Automatic Car Gears: So you did not want to struggle much learning to drive so you skipped the manual transmission and opted for an automatic car.
Possibly, you have been cruising around but wondering why your colleagues say their car does 12-14 km per litre of gas but you can only do 4 km per litre and are always in the garage. Or you have just got your driving permit – hopefully after doing and passing the driver’s test – and are ready to jump into your first shiny new car.
Whatever the case, you are convinced that driving an automatic is a piece of cake and you are ready to go. You are wrong.
There is a right and wrong way to use an automatic transmission. So unless you have some shade tree mechanic working near your house, or you just have deep pockets to spend on fuel and garage, let’s cover the basics.
You should know that a vehicle with automatic transmission usually has three basic gear transmissions.

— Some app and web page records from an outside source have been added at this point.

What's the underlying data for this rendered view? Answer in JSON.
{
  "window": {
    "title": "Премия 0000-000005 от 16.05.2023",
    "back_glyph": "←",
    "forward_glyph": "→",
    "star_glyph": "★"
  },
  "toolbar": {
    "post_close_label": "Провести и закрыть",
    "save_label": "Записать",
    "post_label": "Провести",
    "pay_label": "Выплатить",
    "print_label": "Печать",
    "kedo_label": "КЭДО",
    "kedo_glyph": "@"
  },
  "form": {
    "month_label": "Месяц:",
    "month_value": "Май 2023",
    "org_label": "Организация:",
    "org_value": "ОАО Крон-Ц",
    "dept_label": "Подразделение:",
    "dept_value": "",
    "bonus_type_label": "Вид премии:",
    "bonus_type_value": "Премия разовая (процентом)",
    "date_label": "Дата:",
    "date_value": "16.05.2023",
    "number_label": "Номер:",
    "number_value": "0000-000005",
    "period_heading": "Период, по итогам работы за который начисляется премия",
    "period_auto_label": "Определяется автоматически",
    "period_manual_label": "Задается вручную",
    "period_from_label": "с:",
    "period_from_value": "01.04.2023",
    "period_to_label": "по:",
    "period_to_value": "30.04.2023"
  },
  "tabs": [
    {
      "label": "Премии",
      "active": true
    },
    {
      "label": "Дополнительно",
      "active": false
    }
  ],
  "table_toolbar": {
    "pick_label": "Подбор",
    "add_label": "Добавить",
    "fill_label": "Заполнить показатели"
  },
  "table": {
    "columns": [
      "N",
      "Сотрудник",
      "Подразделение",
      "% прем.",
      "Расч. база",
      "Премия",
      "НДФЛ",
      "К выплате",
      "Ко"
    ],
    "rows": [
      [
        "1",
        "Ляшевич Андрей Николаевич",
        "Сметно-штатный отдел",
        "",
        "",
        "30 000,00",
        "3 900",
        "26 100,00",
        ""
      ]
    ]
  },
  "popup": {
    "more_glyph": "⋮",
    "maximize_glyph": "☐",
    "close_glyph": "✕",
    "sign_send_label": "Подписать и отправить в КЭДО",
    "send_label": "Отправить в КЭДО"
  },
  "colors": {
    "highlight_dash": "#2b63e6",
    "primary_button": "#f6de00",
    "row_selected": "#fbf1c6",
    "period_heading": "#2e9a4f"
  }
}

When you select Drive, the car will only shift through the first three gears. Overdrive introduces a fourth and fifth gear that allows your car to achieve better fuel economy at high speed.

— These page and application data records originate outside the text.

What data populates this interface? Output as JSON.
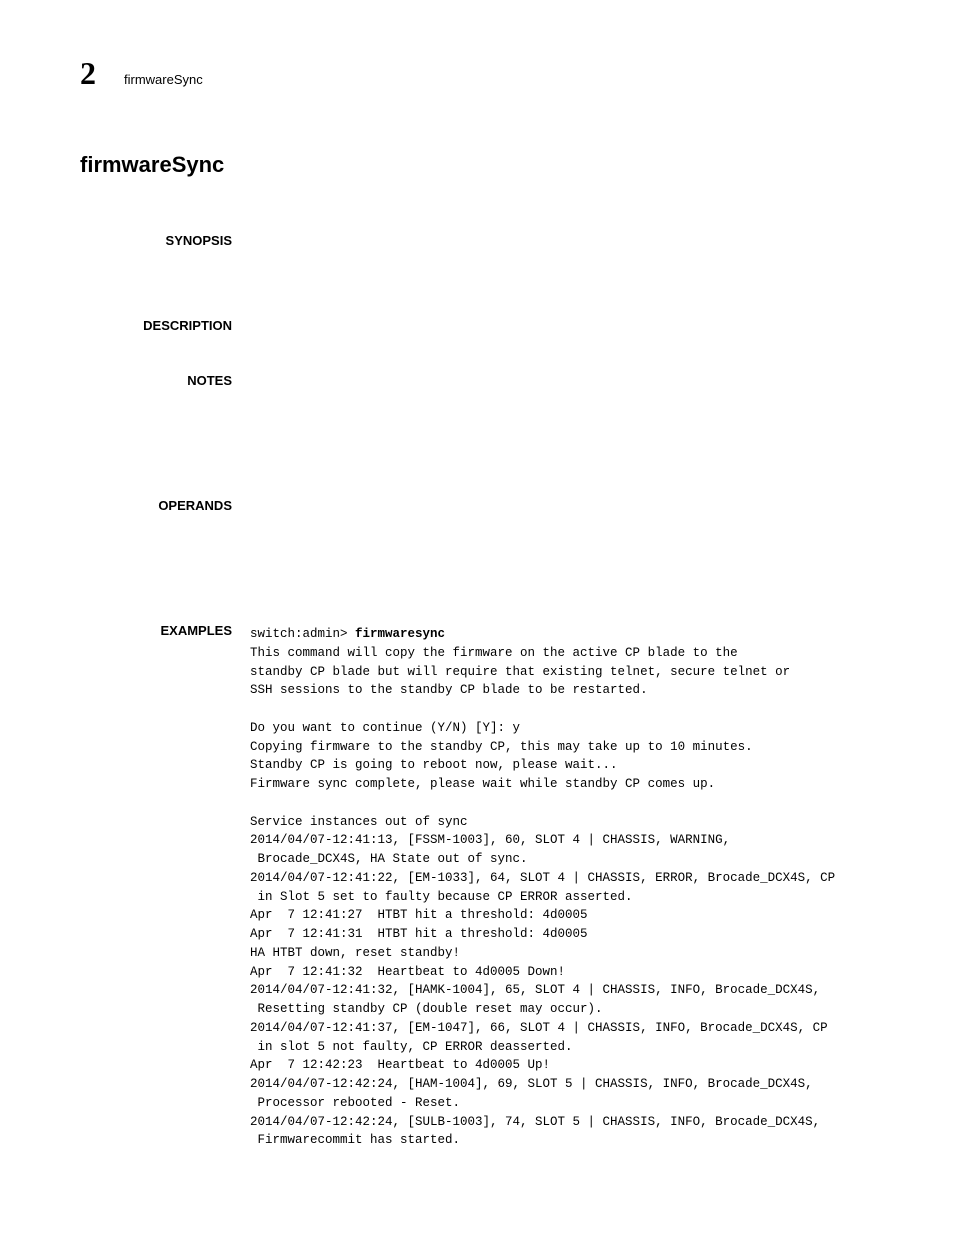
{
  "page_header": {
    "chapter_number": "2",
    "running_title": "firmwareSync"
  },
  "main_heading": "firmwareSync",
  "sections": {
    "synopsis": {
      "label": "SYNOPSIS"
    },
    "description": {
      "label": "DESCRIPTION"
    },
    "notes": {
      "label": "NOTES"
    },
    "operands": {
      "label": "OPERANDS"
    },
    "examples": {
      "label": "EXAMPLES"
    }
  },
  "example_code": {
    "prompt": "switch:admin> ",
    "command": "firmwaresync",
    "body": "\nThis command will copy the firmware on the active CP blade to the\nstandby CP blade but will require that existing telnet, secure telnet or\nSSH sessions to the standby CP blade to be restarted.\n\nDo you want to continue (Y/N) [Y]: y\nCopying firmware to the standby CP, this may take up to 10 minutes.\nStandby CP is going to reboot now, please wait...\nFirmware sync complete, please wait while standby CP comes up.\n\nService instances out of sync\n2014/04/07-12:41:13, [FSSM-1003], 60, SLOT 4 | CHASSIS, WARNING,\n Brocade_DCX4S, HA State out of sync.\n2014/04/07-12:41:22, [EM-1033], 64, SLOT 4 | CHASSIS, ERROR, Brocade_DCX4S, CP\n in Slot 5 set to faulty because CP ERROR asserted.\nApr  7 12:41:27  HTBT hit a threshold: 4d0005\nApr  7 12:41:31  HTBT hit a threshold: 4d0005\nHA HTBT down, reset standby!\nApr  7 12:41:32  Heartbeat to 4d0005 Down!\n2014/04/07-12:41:32, [HAMK-1004], 65, SLOT 4 | CHASSIS, INFO, Brocade_DCX4S,\n Resetting standby CP (double reset may occur).\n2014/04/07-12:41:37, [EM-1047], 66, SLOT 4 | CHASSIS, INFO, Brocade_DCX4S, CP\n in slot 5 not faulty, CP ERROR deasserted.\nApr  7 12:42:23  Heartbeat to 4d0005 Up!\n2014/04/07-12:42:24, [HAM-1004], 69, SLOT 5 | CHASSIS, INFO, Brocade_DCX4S,\n Processor rebooted - Reset.\n2014/04/07-12:42:24, [SULB-1003], 74, SLOT 5 | CHASSIS, INFO, Brocade_DCX4S,\n Firmwarecommit has started."
  }
}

However, if you have a button activated Overdrive mode, you can press it on and press it off while driving at constant speed to feel the effects. You’ll lose RPMs when engaging overdrive and get better fuel economy if and only if you do not strain the engine. The Overdrive gear is higher than a 1:1 ratio, so acceleration is an uphill battle with it engaged.
Your gear selector probably has P, R, N, D and/or (0) along with any combination of L, 1, 2, or 3.

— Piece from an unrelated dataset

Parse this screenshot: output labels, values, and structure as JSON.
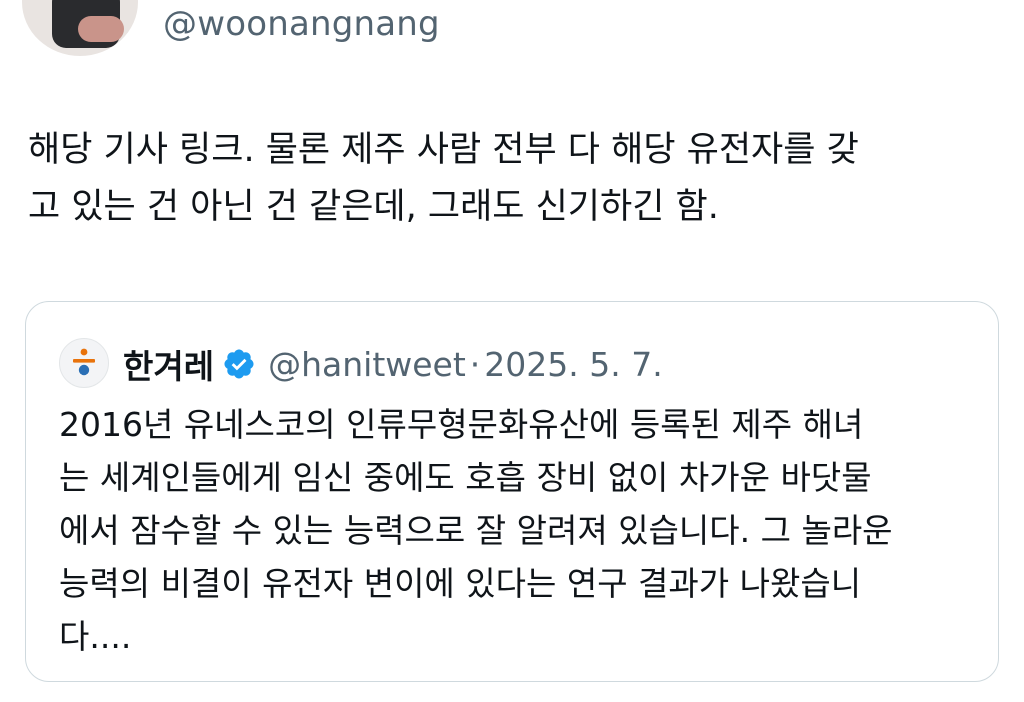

- P: Is the position that is selected when the vehicle is parked.
- R: Reverse. Used when the driver wants to go backwards.
- N: Neutral. Only used when you need to roll the car from one place to another.
- D: Drive. The drive range is selected when you wish to drive the vehicle forward.
- L, 1, 2, and 3: These are modes that will lock your automatic transmission into using a particular gear. This is helpful when you do not want the transmission to shift in response to throttle position or load. It is useful if you need to pull someone out of a ditch or engage engine braking.